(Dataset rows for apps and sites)
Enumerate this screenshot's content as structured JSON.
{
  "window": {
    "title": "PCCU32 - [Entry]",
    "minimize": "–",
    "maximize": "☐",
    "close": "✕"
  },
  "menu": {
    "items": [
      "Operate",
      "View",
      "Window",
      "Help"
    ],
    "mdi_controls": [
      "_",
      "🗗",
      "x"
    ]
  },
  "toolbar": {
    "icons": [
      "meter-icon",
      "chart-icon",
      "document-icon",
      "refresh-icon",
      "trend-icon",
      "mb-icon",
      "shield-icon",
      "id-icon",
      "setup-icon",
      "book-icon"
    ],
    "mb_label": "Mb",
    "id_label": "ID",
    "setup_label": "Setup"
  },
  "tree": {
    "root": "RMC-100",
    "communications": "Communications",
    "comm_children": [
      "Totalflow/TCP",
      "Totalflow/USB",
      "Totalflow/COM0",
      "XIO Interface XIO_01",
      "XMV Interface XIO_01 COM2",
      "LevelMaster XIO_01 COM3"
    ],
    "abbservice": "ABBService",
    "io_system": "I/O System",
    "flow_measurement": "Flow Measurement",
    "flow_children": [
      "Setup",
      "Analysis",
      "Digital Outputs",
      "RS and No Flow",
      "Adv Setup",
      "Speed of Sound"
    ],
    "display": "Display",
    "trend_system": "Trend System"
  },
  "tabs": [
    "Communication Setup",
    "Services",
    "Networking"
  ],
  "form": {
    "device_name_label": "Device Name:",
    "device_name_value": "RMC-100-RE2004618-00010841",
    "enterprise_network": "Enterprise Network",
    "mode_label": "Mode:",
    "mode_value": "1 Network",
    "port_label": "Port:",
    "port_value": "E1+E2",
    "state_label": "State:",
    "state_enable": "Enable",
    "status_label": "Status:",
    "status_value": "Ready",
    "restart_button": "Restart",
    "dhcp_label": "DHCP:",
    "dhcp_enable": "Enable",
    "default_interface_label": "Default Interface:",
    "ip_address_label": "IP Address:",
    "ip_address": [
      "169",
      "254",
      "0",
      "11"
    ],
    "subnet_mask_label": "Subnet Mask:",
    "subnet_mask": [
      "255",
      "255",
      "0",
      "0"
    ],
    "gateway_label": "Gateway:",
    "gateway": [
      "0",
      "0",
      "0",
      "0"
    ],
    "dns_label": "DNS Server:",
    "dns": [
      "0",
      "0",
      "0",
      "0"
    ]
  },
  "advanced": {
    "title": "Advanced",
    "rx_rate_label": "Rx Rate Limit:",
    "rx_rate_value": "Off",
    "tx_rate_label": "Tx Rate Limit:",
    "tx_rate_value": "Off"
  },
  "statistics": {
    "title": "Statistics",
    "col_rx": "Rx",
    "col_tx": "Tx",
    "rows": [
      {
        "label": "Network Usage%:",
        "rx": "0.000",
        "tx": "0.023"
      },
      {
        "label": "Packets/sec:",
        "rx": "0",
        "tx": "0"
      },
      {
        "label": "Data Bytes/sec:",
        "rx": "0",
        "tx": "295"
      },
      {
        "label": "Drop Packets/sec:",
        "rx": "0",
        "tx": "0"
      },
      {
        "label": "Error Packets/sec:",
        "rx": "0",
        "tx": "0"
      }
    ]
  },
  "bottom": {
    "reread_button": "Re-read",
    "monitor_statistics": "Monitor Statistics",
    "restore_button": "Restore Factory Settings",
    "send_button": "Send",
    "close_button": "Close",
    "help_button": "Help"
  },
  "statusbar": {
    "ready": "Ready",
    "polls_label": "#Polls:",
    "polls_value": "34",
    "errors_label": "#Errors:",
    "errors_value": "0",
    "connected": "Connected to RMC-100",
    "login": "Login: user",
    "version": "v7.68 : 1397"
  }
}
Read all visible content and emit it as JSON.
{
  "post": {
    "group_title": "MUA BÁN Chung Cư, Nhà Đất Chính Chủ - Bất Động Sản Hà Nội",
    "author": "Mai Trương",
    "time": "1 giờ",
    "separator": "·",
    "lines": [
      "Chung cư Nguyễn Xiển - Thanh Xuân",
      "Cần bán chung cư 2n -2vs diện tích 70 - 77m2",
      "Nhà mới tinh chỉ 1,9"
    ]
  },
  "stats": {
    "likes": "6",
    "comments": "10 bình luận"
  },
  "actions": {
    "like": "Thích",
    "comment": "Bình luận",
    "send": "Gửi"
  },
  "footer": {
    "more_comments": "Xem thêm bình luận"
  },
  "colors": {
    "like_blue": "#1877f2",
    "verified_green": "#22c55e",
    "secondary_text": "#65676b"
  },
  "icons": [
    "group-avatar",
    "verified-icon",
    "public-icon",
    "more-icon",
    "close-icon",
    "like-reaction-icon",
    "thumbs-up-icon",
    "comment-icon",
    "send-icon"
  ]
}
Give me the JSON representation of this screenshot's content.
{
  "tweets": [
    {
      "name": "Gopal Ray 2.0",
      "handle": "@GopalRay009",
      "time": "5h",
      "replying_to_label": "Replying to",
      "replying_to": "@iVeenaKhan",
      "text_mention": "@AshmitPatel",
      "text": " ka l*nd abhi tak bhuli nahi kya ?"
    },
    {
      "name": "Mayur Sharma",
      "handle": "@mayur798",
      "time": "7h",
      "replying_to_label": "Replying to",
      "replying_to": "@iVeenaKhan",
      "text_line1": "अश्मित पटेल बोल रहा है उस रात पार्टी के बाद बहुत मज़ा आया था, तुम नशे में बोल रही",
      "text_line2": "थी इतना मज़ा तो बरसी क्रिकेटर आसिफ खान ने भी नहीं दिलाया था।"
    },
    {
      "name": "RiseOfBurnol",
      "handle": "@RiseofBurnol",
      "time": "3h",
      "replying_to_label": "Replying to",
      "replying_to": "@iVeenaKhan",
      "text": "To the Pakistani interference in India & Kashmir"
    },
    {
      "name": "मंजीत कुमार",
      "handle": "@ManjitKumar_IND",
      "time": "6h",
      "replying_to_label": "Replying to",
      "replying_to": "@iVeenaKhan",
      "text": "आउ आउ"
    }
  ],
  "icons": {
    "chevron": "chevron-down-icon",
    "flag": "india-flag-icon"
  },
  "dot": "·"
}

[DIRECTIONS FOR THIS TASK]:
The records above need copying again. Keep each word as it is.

[EXERCISE RESULT]:
Enumerate this screenshot's content as structured JSON.
{
  "window": {
    "title": "PCCU32 - [Entry]",
    "minimize": "–",
    "maximize": "☐",
    "close": "✕"
  },
  "menu": {
    "items": [
      "Operate",
      "View",
      "Window",
      "Help"
    ],
    "mdi_controls": [
      "_",
      "🗗",
      "x"
    ]
  },
  "toolbar": {
    "icons": [
      "meter-icon",
      "chart-icon",
      "document-icon",
      "refresh-icon",
      "trend-icon",
      "mb-icon",
      "shield-icon",
      "id-icon",
      "setup-icon",
      "book-icon"
    ],
    "mb_label": "Mb",
    "id_label": "ID",
    "setup_label": "Setup"
  },
  "tree": {
    "root": "RMC-100",
    "communications": "Communications",
    "comm_children": [
      "Totalflow/TCP",
      "Totalflow/USB",
      "Totalflow/COM0",
      "XIO Interface XIO_01",
      "XMV Interface XIO_01 COM2",
      "LevelMaster XIO_01 COM3"
    ],
    "abbservice": "ABBService",
    "io_system": "I/O System",
    "flow_measurement": "Flow Measurement",
    "flow_children": [
      "Setup",
      "Analysis",
      "Digital Outputs",
      "RS and No Flow",
      "Adv Setup",
      "Speed of Sound"
    ],
    "display": "Display",
    "trend_system": "Trend System"
  },
  "tabs": [
    "Communication Setup",
    "Services",
    "Networking"
  ],
  "form": {
    "device_name_label": "Device Name:",
    "device_name_value": "RMC-100-RE2004618-00010841",
    "enterprise_network": "Enterprise Network",
    "mode_label": "Mode:",
    "mode_value": "1 Network",
    "port_label": "Port:",
    "port_value": "E1+E2",
    "state_label": "State:",
    "state_enable": "Enable",
    "status_label": "Status:",
    "status_value": "Ready",
    "restart_button": "Restart",
    "dhcp_label": "DHCP:",
    "dhcp_enable": "Enable",
    "default_interface_label": "Default Interface:",
    "ip_address_label": "IP Address:",
    "ip_address": [
      "169",
      "254",
      "0",
      "11"
    ],
    "subnet_mask_label": "Subnet Mask:",
    "subnet_mask": [
      "255",
      "255",
      "0",
      "0"
    ],
    "gateway_label": "Gateway:",
    "gateway": [
      "0",
      "0",
      "0",
      "0"
    ],
    "dns_label": "DNS Server:",
    "dns": [
      "0",
      "0",
      "0",
      "0"
    ]
  },
  "advanced": {
    "title": "Advanced",
    "rx_rate_label": "Rx Rate Limit:",
    "rx_rate_value": "Off",
    "tx_rate_label": "Tx Rate Limit:",
    "tx_rate_value": "Off"
  },
  "statistics": {
    "title": "Statistics",
    "col_rx": "Rx",
    "col_tx": "Tx",
    "rows": [
      {
        "label": "Network Usage%:",
        "rx": "0.000",
        "tx": "0.023"
      },
      {
        "label": "Packets/sec:",
        "rx": "0",
        "tx": "0"
      },
      {
        "label": "Data Bytes/sec:",
        "rx": "0",
        "tx": "295"
      },
      {
        "label": "Drop Packets/sec:",
        "rx": "0",
        "tx": "0"
      },
      {
        "label": "Error Packets/sec:",
        "rx": "0",
        "tx": "0"
      }
    ]
  },
  "bottom": {
    "reread_button": "Re-read",
    "monitor_statistics": "Monitor Statistics",
    "restore_button": "Restore Factory Settings",
    "send_button": "Send",
    "close_button": "Close",
    "help_button": "Help"
  },
  "statusbar": {
    "ready": "Ready",
    "polls_label": "#Polls:",
    "polls_value": "34",
    "errors_label": "#Errors:",
    "errors_value": "0",
    "connected": "Connected to RMC-100",
    "login": "Login: user",
    "version": "v7.68 : 1397"
  }
}
Read all visible content and emit it as JSON.
{
  "post": {
    "group_title": "MUA BÁN Chung Cư, Nhà Đất Chính Chủ - Bất Động Sản Hà Nội",
    "author": "Mai Trương",
    "time": "1 giờ",
    "separator": "·",
    "lines": [
      "Chung cư Nguyễn Xiển - Thanh Xuân",
      "Cần bán chung cư 2n -2vs diện tích 70 - 77m2",
      "Nhà mới tinh chỉ 1,9"
    ]
  },
  "stats": {
    "likes": "6",
    "comments": "10 bình luận"
  },
  "actions": {
    "like": "Thích",
    "comment": "Bình luận",
    "send": "Gửi"
  },
  "footer": {
    "more_comments": "Xem thêm bình luận"
  },
  "colors": {
    "like_blue": "#1877f2",
    "verified_green": "#22c55e",
    "secondary_text": "#65676b"
  },
  "icons": [
    "group-avatar",
    "verified-icon",
    "public-icon",
    "more-icon",
    "close-icon",
    "like-reaction-icon",
    "thumbs-up-icon",
    "comment-icon",
    "send-icon"
  ]
}
Give me the JSON representation of this screenshot's content.
{
  "tweets": [
    {
      "name": "Gopal Ray 2.0",
      "handle": "@GopalRay009",
      "time": "5h",
      "replying_to_label": "Replying to",
      "replying_to": "@iVeenaKhan",
      "text_mention": "@AshmitPatel",
      "text": " ka l*nd abhi tak bhuli nahi kya ?"
    },
    {
      "name": "Mayur Sharma",
      "handle": "@mayur798",
      "time": "7h",
      "replying_to_label": "Replying to",
      "replying_to": "@iVeenaKhan",
      "text_line1": "अश्मित पटेल बोल रहा है उस रात पार्टी के बाद बहुत मज़ा आया था, तुम नशे में बोल रही",
      "text_line2": "थी इतना मज़ा तो बरसी क्रिकेटर आसिफ खान ने भी नहीं दिलाया था।"
    },
    {
      "name": "RiseOfBurnol",
      "handle": "@RiseofBurnol",
      "time": "3h",
      "replying_to_label": "Replying to",
      "replying_to": "@iVeenaKhan",
      "text": "To the Pakistani interference in India & Kashmir"
    },
    {
      "name": "मंजीत कुमार",
      "handle": "@ManjitKumar_IND",
      "time": "6h",
      "replying_to_label": "Replying to",
      "replying_to": "@iVeenaKhan",
      "text": "आउ आउ"
    }
  ],
  "icons": {
    "chevron": "chevron-down-icon",
    "flag": "india-flag-icon"
  },
  "dot": "·"
}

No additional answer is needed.